A few days ago, Amith Prabhu put out a challenge on twitter eclipsing the ‘bottle cap’ challenge, which caught the eyes of actors, politicians and sportspersons. He challenged the corporate communicators community to contribute 52 columns to this very magazine and he dangled a sweet carrot at the end of it all – a discounted entry to Praxis2020!
This bemused me on two counts – the challenge was aimed at communicators for whom writing is a kind of bread and butter and that communicators had to be incentivised to write! I asked myself – will this shake people up?
When I read the responses to Amith’s tweet, it confirmed the above – we communicators did need a challenge and an incentive to go back to our basics! The fact that I am here writing this column tells you that I am equally guilty of the same.
Where has the love of writing disappeared?
Writing plays an integral role in our profession as communicators. It is kind of a prerequisite skill set. I remember the writing skill test that I took in my first job in this field. I am sure the test is still part of the entry-level selections. When we began our careers, writing press releases/notes, preparing briefing documents, etc. played an important role in our jobs. That is how we sharpened our skills and moved up in our professional journey.
Today, how many of us really write more than what we are supposed to do? This article is not about our ‘must-do’ writings. It is about the writings that have the potential to tell a story. It is about writing our experiences. It is about sharing our challenges. It is about acknowledging our failures and demonstrating our grit and determination to win. How many of us do that?
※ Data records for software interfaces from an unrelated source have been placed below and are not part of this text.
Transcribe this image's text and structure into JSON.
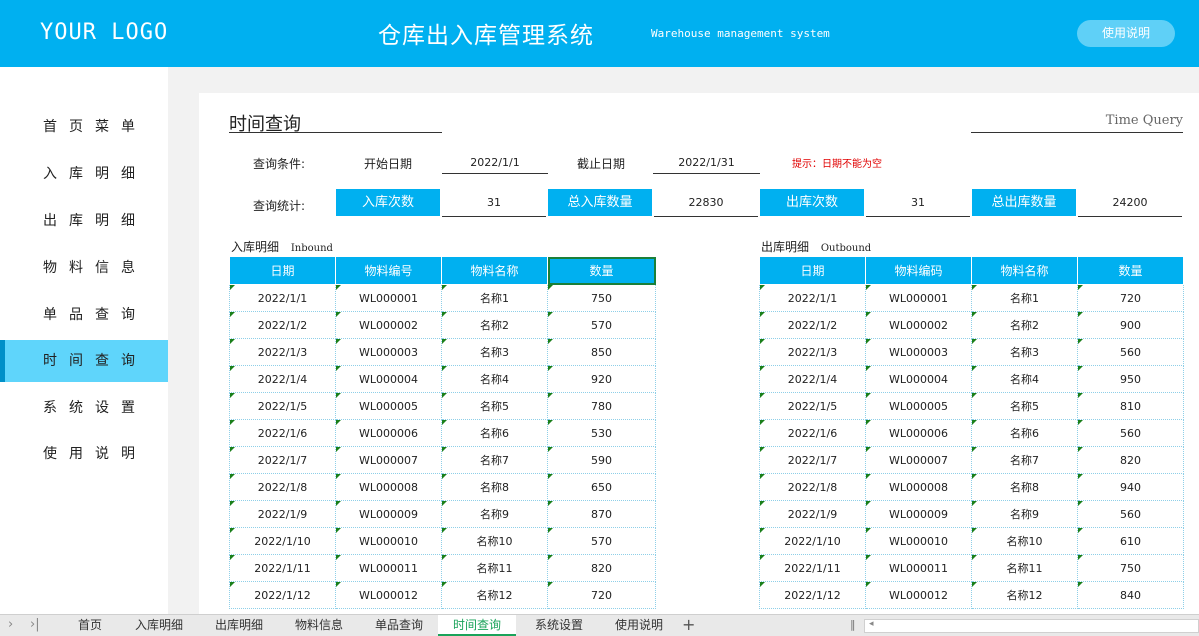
{
  "header": {
    "logo": "YOUR LOGO",
    "title": "仓库出入库管理系统",
    "subtitle": "Warehouse management system",
    "help_button": "使用说明"
  },
  "sidebar": {
    "items": [
      {
        "label": "首页菜单",
        "active": false
      },
      {
        "label": "入库明细",
        "active": false
      },
      {
        "label": "出库明细",
        "active": false
      },
      {
        "label": "物料信息",
        "active": false
      },
      {
        "label": "单品查询",
        "active": false
      },
      {
        "label": "时间查询",
        "active": true
      },
      {
        "label": "系统设置",
        "active": false
      },
      {
        "label": "使用说明",
        "active": false
      }
    ]
  },
  "query": {
    "title": "时间查询",
    "title_en": "Time Query",
    "condition_label": "查询条件:",
    "start_label": "开始日期",
    "start_value": "2022/1/1",
    "end_label": "截止日期",
    "end_value": "2022/1/31",
    "tip": "提示：日期不能为空",
    "stats_label": "查询统计:",
    "stats": [
      {
        "label": "入库次数",
        "value": "31"
      },
      {
        "label": "总入库数量",
        "value": "22830"
      },
      {
        "label": "出库次数",
        "value": "31"
      },
      {
        "label": "总出库数量",
        "value": "24200"
      }
    ]
  },
  "inbound": {
    "title": "入库明细",
    "title_en": "Inbound",
    "columns": [
      "日期",
      "物料编号",
      "物料名称",
      "数量"
    ],
    "rows": [
      [
        "2022/1/1",
        "WL000001",
        "名称1",
        "750"
      ],
      [
        "2022/1/2",
        "WL000002",
        "名称2",
        "570"
      ],
      [
        "2022/1/3",
        "WL000003",
        "名称3",
        "850"
      ],
      [
        "2022/1/4",
        "WL000004",
        "名称4",
        "920"
      ],
      [
        "2022/1/5",
        "WL000005",
        "名称5",
        "780"
      ],
      [
        "2022/1/6",
        "WL000006",
        "名称6",
        "530"
      ],
      [
        "2022/1/7",
        "WL000007",
        "名称7",
        "590"
      ],
      [
        "2022/1/8",
        "WL000008",
        "名称8",
        "650"
      ],
      [
        "2022/1/9",
        "WL000009",
        "名称9",
        "870"
      ],
      [
        "2022/1/10",
        "WL000010",
        "名称10",
        "570"
      ],
      [
        "2022/1/11",
        "WL000011",
        "名称11",
        "820"
      ],
      [
        "2022/1/12",
        "WL000012",
        "名称12",
        "720"
      ]
    ]
  },
  "outbound": {
    "title": "出库明细",
    "title_en": "Outbound",
    "columns": [
      "日期",
      "物料编码",
      "物料名称",
      "数量"
    ],
    "rows": [
      [
        "2022/1/1",
        "WL000001",
        "名称1",
        "720"
      ],
      [
        "2022/1/2",
        "WL000002",
        "名称2",
        "900"
      ],
      [
        "2022/1/3",
        "WL000003",
        "名称3",
        "560"
      ],
      [
        "2022/1/4",
        "WL000004",
        "名称4",
        "950"
      ],
      [
        "2022/1/5",
        "WL000005",
        "名称5",
        "810"
      ],
      [
        "2022/1/6",
        "WL000006",
        "名称6",
        "560"
      ],
      [
        "2022/1/7",
        "WL000007",
        "名称7",
        "820"
      ],
      [
        "2022/1/8",
        "WL000008",
        "名称8",
        "940"
      ],
      [
        "2022/1/9",
        "WL000009",
        "名称9",
        "560"
      ],
      [
        "2022/1/10",
        "WL000010",
        "名称10",
        "610"
      ],
      [
        "2022/1/11",
        "WL000011",
        "名称11",
        "750"
      ],
      [
        "2022/1/12",
        "WL000012",
        "名称12",
        "840"
      ]
    ]
  },
  "sheet_tabs": [
    {
      "label": "首页",
      "active": false
    },
    {
      "label": "入库明细",
      "active": false
    },
    {
      "label": "出库明细",
      "active": false
    },
    {
      "label": "物料信息",
      "active": false
    },
    {
      "label": "单品查询",
      "active": false
    },
    {
      "label": "时间查询",
      "active": true
    },
    {
      "label": "系统设置",
      "active": false
    },
    {
      "label": "使用说明",
      "active": false
    }
  ],
  "tabbar_icons": {
    "prev": "chevron-right-icon",
    "last": "skip-end-icon",
    "add": "plus-icon"
  },
  "colors": {
    "accent": "#00b0f0",
    "active_nav": "#5fd5fb",
    "tip": "#e00000",
    "active_tab": "#1aa35a"
  }
}
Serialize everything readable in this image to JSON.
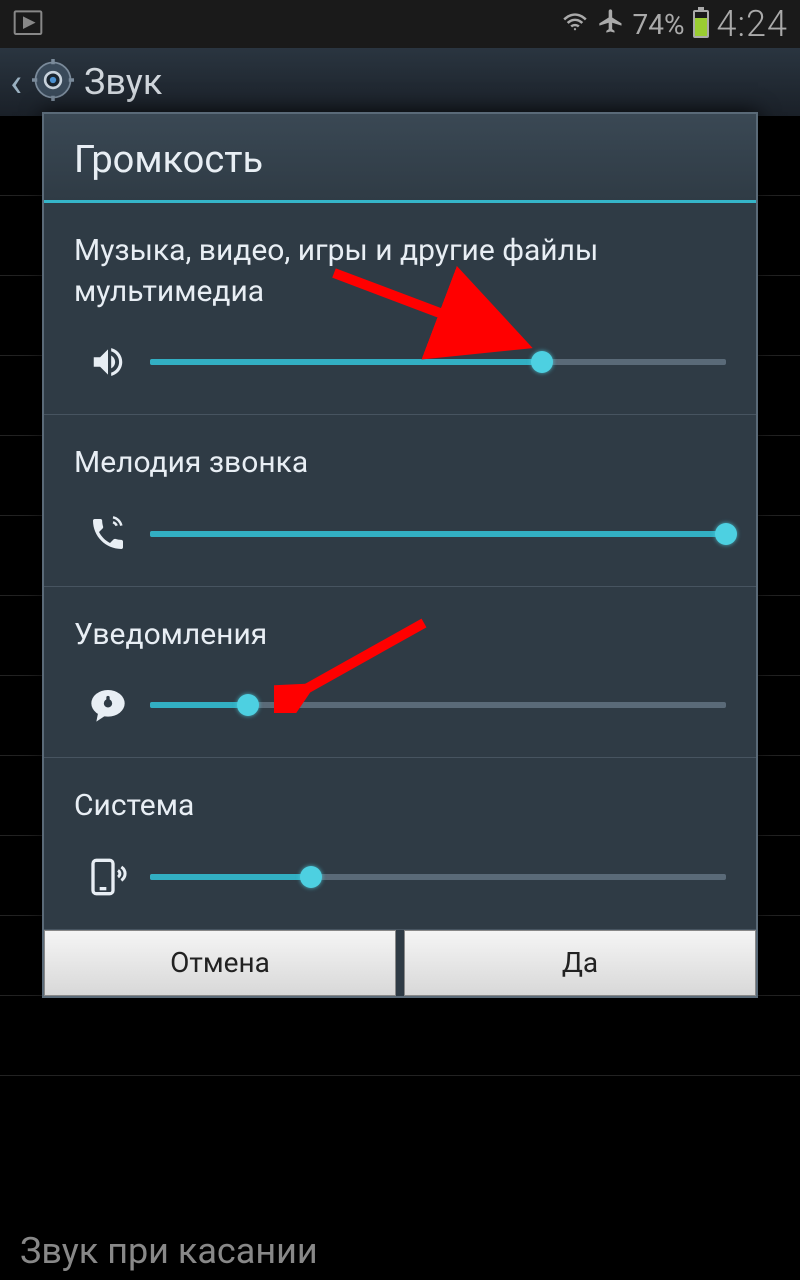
{
  "status_bar": {
    "battery_percent": "74%",
    "time": "4:24"
  },
  "header": {
    "title": "Звук"
  },
  "background": {
    "bottom_item": "Звук при касании"
  },
  "dialog": {
    "title": "Громкость",
    "sliders": [
      {
        "label": "Музыка, видео, игры и другие файлы мультимедиа",
        "value_percent": 68
      },
      {
        "label": "Мелодия звонка",
        "value_percent": 100
      },
      {
        "label": "Уведомления",
        "value_percent": 17
      },
      {
        "label": "Система",
        "value_percent": 28
      }
    ],
    "cancel_label": "Отмена",
    "ok_label": "Да"
  }
}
When I left behind my pens, pencils and notebooks and embraced the laptop and keyboard, I lost the personal touch of writing. Writing is now more of a mechanical exercise. I cannot say for others, but to me, it certainly changed the way I used to write. My hand notes are now briefer and I rely more on the ‘notes’ App in my phone to take down points. What I write too has changed. It is more abridged. Most of it is in shorthand. It has less of opinion. Empathy seems to be missing. The writings are more objective. The soul has drifted away.
Common Sense Ideas
Sharing some common sense ideas on how I have tried to overcome my lack of writing and what I do in my personal and professional space:
- Use both, my personal and professional calendars on a daily basis emphasising on what ‘I’ feel
- Update my weekly progress/topics covered in an excel format
- Take pointers from daily meetings and convert them into long stories for use at an appropriate time
- Build on my passion for a subject and expand my thoughts on the same
- Explore different channels – Reputation Today. Medium. LinkedIn.
- Watch out for networking opportunities that give me a chance to learn and share ideas that can be converted into writings
As communicators and more importantly, as storytellers, we need to ensure we retain the art of writing. We need to ensure we share our experiences within our community. We need to continuously learn and at some stage perhaps un-learn old ways of doing things. Writing also gives us the opportunity to expand our network.
Here’s to more of writing then. May be we did need someone to prod and shake us from our complacency and to awaken the writer in us.